### SOURCE INFORMATION

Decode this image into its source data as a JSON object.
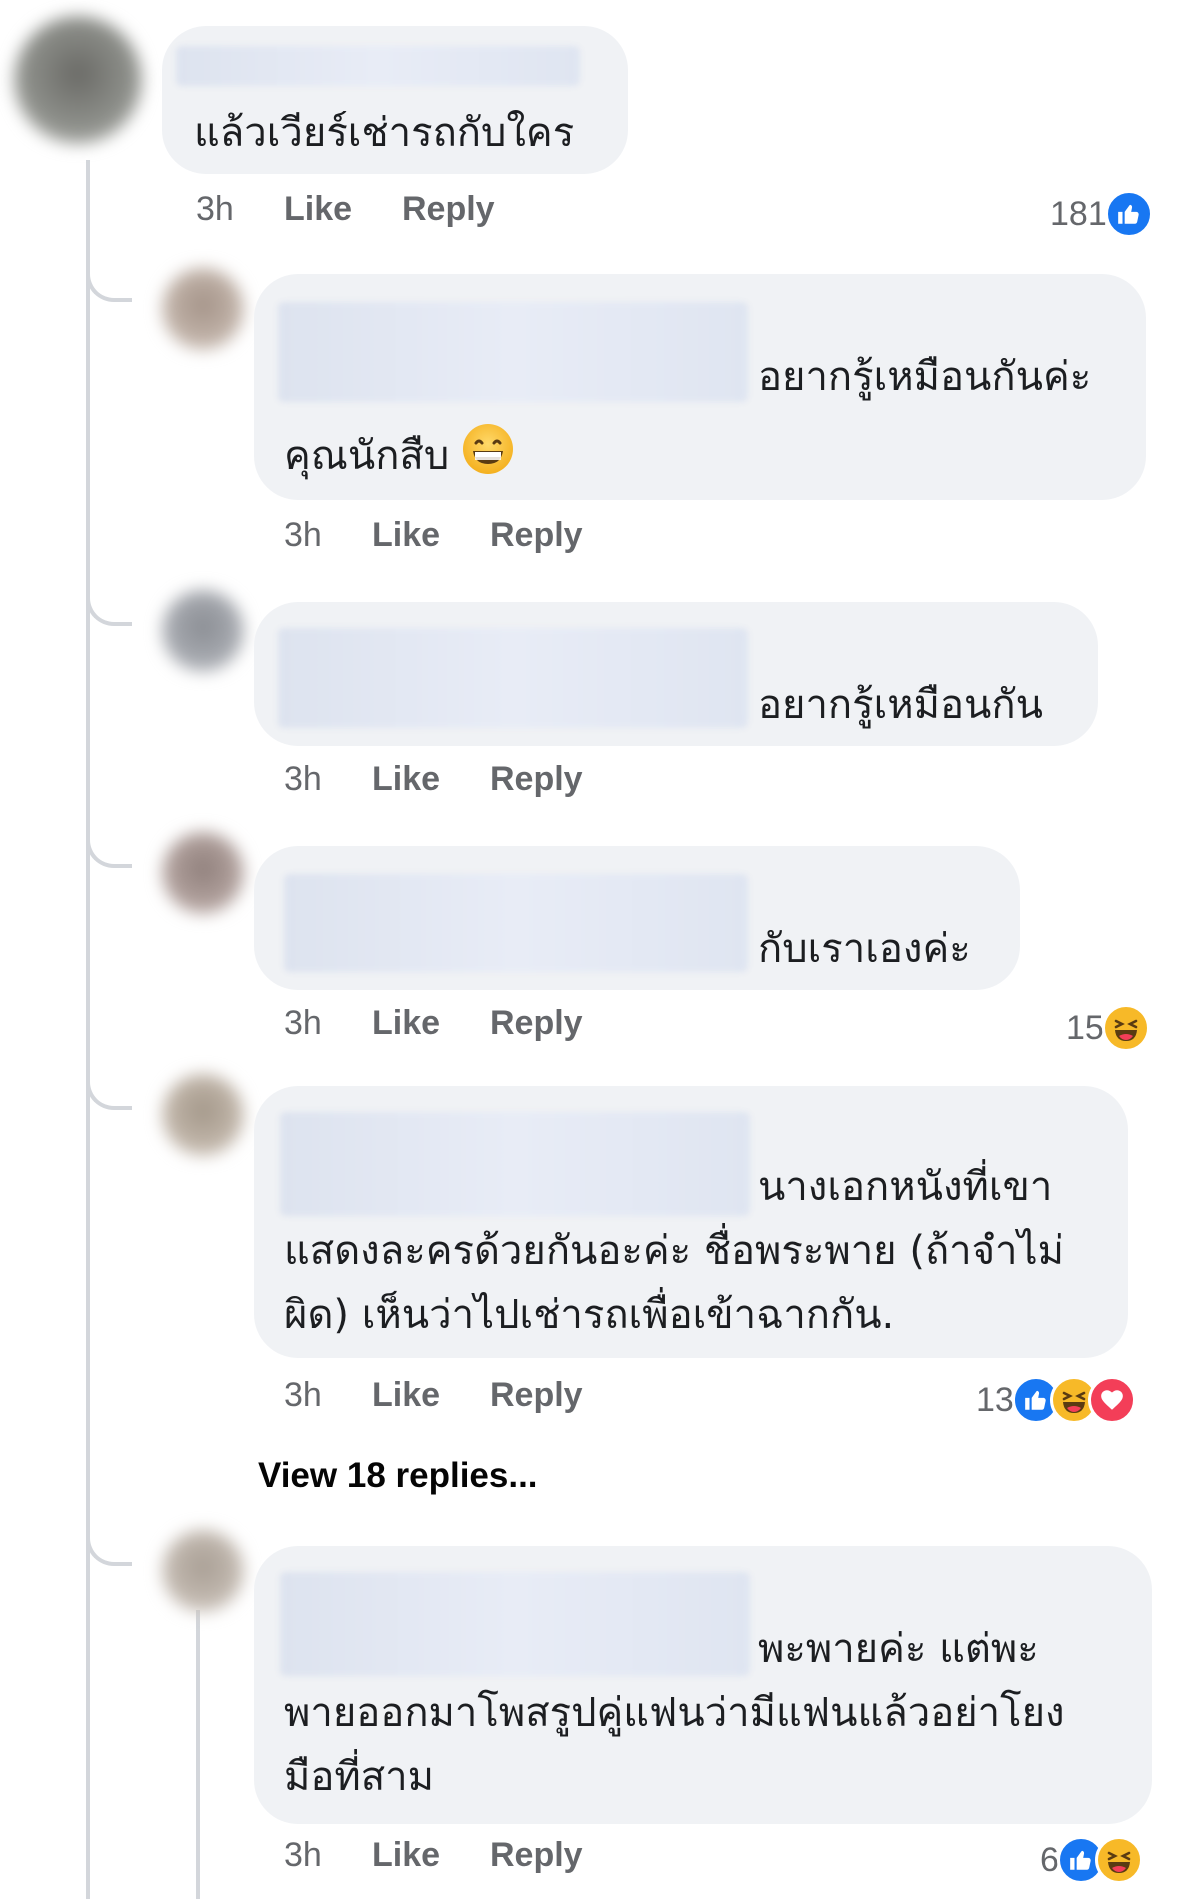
{
  "comments": [
    {
      "text_lines": [
        "แล้วเวียร์เช่ารถกับใคร"
      ],
      "time": "3h",
      "like_label": "Like",
      "reply_label": "Reply",
      "reaction_count": "181",
      "reactions": [
        "like-icon"
      ]
    },
    {
      "text_lines": [
        "อยากรู้เหมือนกันค่ะ",
        "คุณนักสืบ"
      ],
      "emoji": "grinning-face-icon",
      "time": "3h",
      "like_label": "Like",
      "reply_label": "Reply"
    },
    {
      "text_lines": [
        "อยากรู้เหมือนกัน"
      ],
      "time": "3h",
      "like_label": "Like",
      "reply_label": "Reply"
    },
    {
      "text_lines": [
        "กับเราเองค่ะ"
      ],
      "time": "3h",
      "like_label": "Like",
      "reply_label": "Reply",
      "reaction_count": "15",
      "reactions": [
        "haha-icon"
      ]
    },
    {
      "text_lines": [
        "นางเอกหนังที่เขา",
        "แสดงละครด้วยกันอะค่ะ ชื่อพระพาย (ถ้าจำไม่",
        "ผิด) เห็นว่าไปเช่ารถเพื่อเข้าฉากกัน."
      ],
      "time": "3h",
      "like_label": "Like",
      "reply_label": "Reply",
      "reaction_count": "13",
      "reactions": [
        "like-icon",
        "haha-icon",
        "love-icon"
      ]
    },
    {
      "text_lines": [
        "พะพายค่ะ แต่พะ",
        "พายออกมาโพสรูปคู่แฟนว่ามีแฟนแล้วอย่าโยง",
        "มือที่สาม"
      ],
      "time": "3h",
      "like_label": "Like",
      "reply_label": "Reply",
      "reaction_count": "6",
      "reactions": [
        "like-icon",
        "haha-icon"
      ]
    }
  ],
  "view_replies_label": "View 18 replies...",
  "colors": {
    "bubble": "#f0f2f5",
    "meta_text": "#65676b",
    "like": "#1877f2",
    "haha": "#f7b928",
    "love": "#f33e58"
  }
}
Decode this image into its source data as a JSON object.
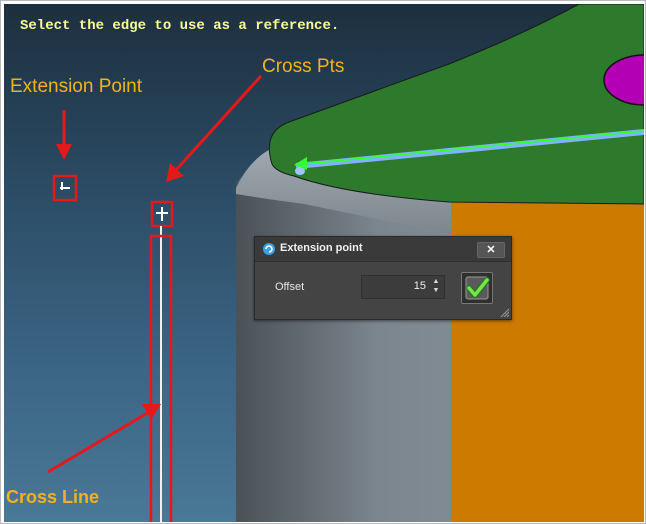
{
  "viewport": {
    "prompt": "Select the edge to use as a reference."
  },
  "annotations": {
    "extension_point": "Extension Point",
    "cross_pts": "Cross Pts",
    "cross_line": "Cross Line"
  },
  "dialog": {
    "title": "Extension point",
    "close_label": "✕",
    "offset_label": "Offset",
    "offset_value": "15"
  },
  "colors": {
    "annotation_text": "#f2b21c",
    "annotation_marker": "#e5181b",
    "prompt_text": "#fbfb96",
    "top_face": "#2d7a2d",
    "side_face": "#cc7a00",
    "cylinder_wall": "#7f8a93",
    "hole": "#b400b4",
    "highlight_edge": "#7fb2ff",
    "preview_arrow": "#33ff33"
  },
  "icons": {
    "dialog_icon": "extension-point-icon",
    "close": "close-icon",
    "ok": "checkmark-icon"
  }
}
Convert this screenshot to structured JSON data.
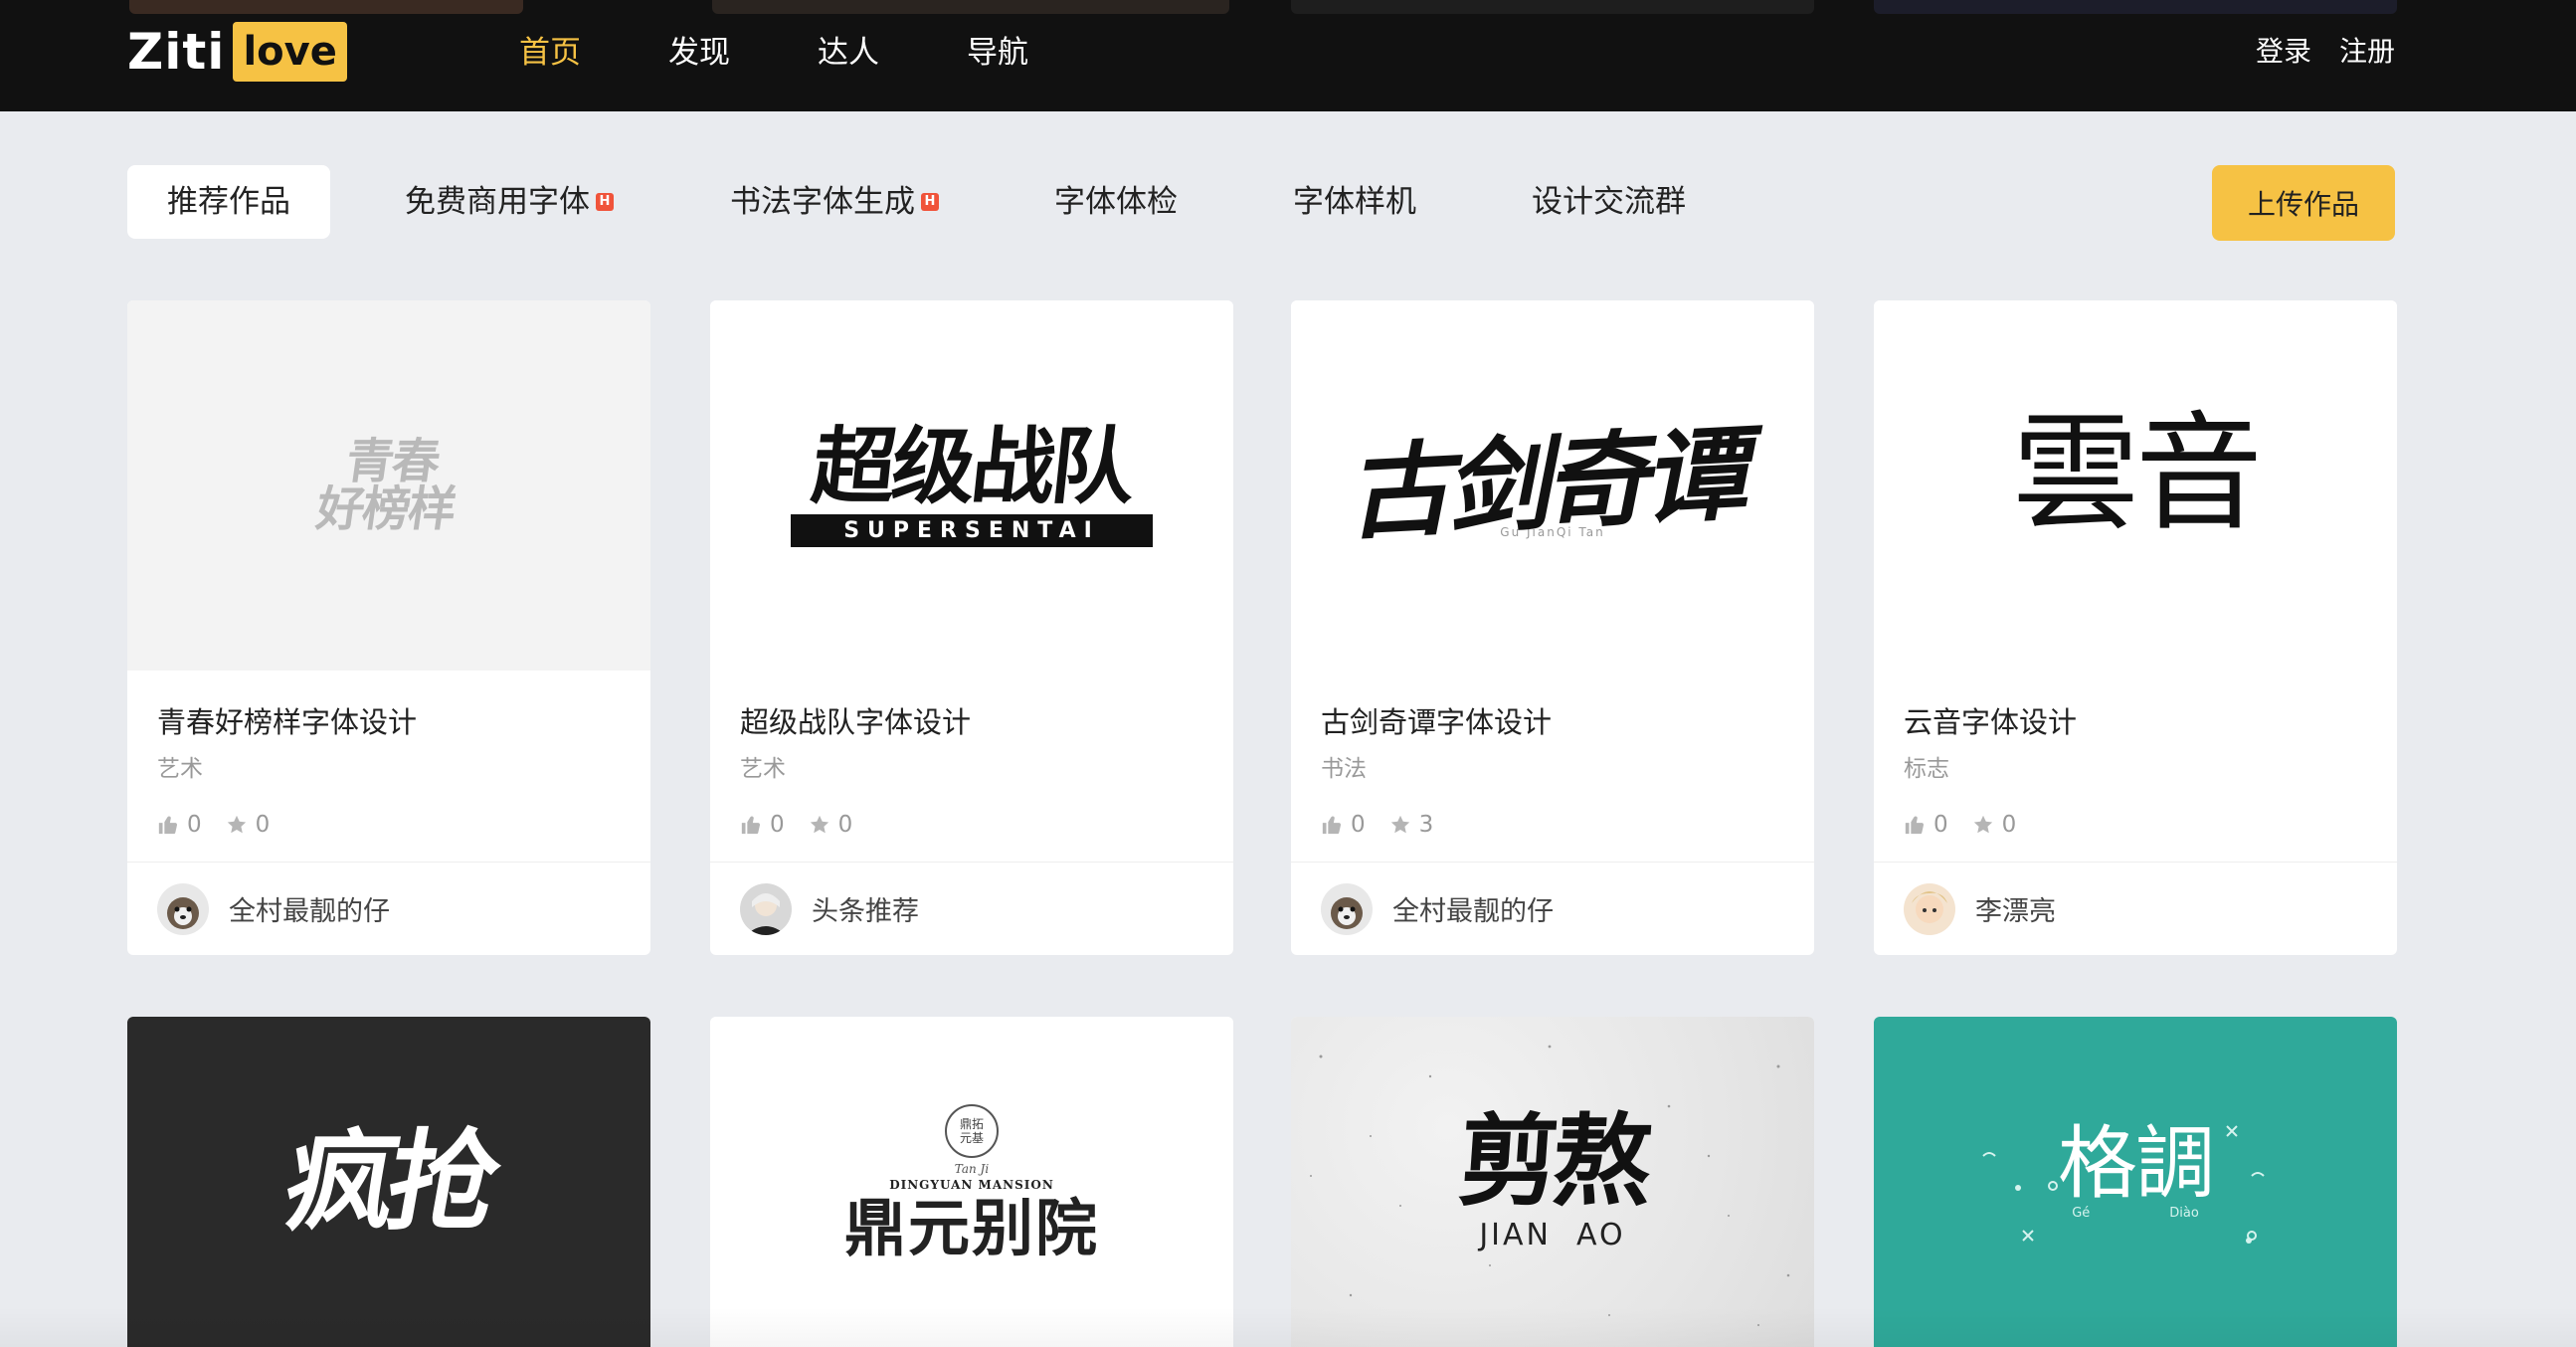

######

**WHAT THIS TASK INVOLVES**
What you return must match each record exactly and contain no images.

**TASK OUTPUT**
Decode this image into its source data as a JSON object.
{
  "comments": [
    {
      "text_lines": [
        "แล้วเวียร์เช่ารถกับใคร"
      ],
      "time": "3h",
      "like_label": "Like",
      "reply_label": "Reply",
      "reaction_count": "181",
      "reactions": [
        "like-icon"
      ]
    },
    {
      "text_lines": [
        "อยากรู้เหมือนกันค่ะ",
        "คุณนักสืบ"
      ],
      "emoji": "grinning-face-icon",
      "time": "3h",
      "like_label": "Like",
      "reply_label": "Reply"
    },
    {
      "text_lines": [
        "อยากรู้เหมือนกัน"
      ],
      "time": "3h",
      "like_label": "Like",
      "reply_label": "Reply"
    },
    {
      "text_lines": [
        "กับเราเองค่ะ"
      ],
      "time": "3h",
      "like_label": "Like",
      "reply_label": "Reply",
      "reaction_count": "15",
      "reactions": [
        "haha-icon"
      ]
    },
    {
      "text_lines": [
        "นางเอกหนังที่เขา",
        "แสดงละครด้วยกันอะค่ะ ชื่อพระพาย (ถ้าจำไม่",
        "ผิด) เห็นว่าไปเช่ารถเพื่อเข้าฉากกัน."
      ],
      "time": "3h",
      "like_label": "Like",
      "reply_label": "Reply",
      "reaction_count": "13",
      "reactions": [
        "like-icon",
        "haha-icon",
        "love-icon"
      ]
    },
    {
      "text_lines": [
        "พะพายค่ะ แต่พะ",
        "พายออกมาโพสรูปคู่แฟนว่ามีแฟนแล้วอย่าโยง",
        "มือที่สาม"
      ],
      "time": "3h",
      "like_label": "Like",
      "reply_label": "Reply",
      "reaction_count": "6",
      "reactions": [
        "like-icon",
        "haha-icon"
      ]
    }
  ],
  "view_replies_label": "View 18 replies...",
  "colors": {
    "bubble": "#f0f2f5",
    "meta_text": "#65676b",
    "like": "#1877f2",
    "haha": "#f7b928",
    "love": "#f33e58"
  }
}
Decode this image into its source data as a JSON object.
{
  "viewport": {
    "prompt": "Select the edge to use as a reference."
  },
  "annotations": {
    "extension_point": "Extension Point",
    "cross_pts": "Cross Pts",
    "cross_line": "Cross Line"
  },
  "dialog": {
    "title": "Extension point",
    "close_label": "✕",
    "offset_label": "Offset",
    "offset_value": "15"
  },
  "colors": {
    "annotation_text": "#f2b21c",
    "annotation_marker": "#e5181b",
    "prompt_text": "#fbfb96",
    "top_face": "#2d7a2d",
    "side_face": "#cc7a00",
    "cylinder_wall": "#7f8a93",
    "hole": "#b400b4",
    "highlight_edge": "#7fb2ff",
    "preview_arrow": "#33ff33"
  },
  "icons": {
    "dialog_icon": "extension-point-icon",
    "close": "close-icon",
    "ok": "checkmark-icon"
  }
}
Convert this screenshot to structured JSON data.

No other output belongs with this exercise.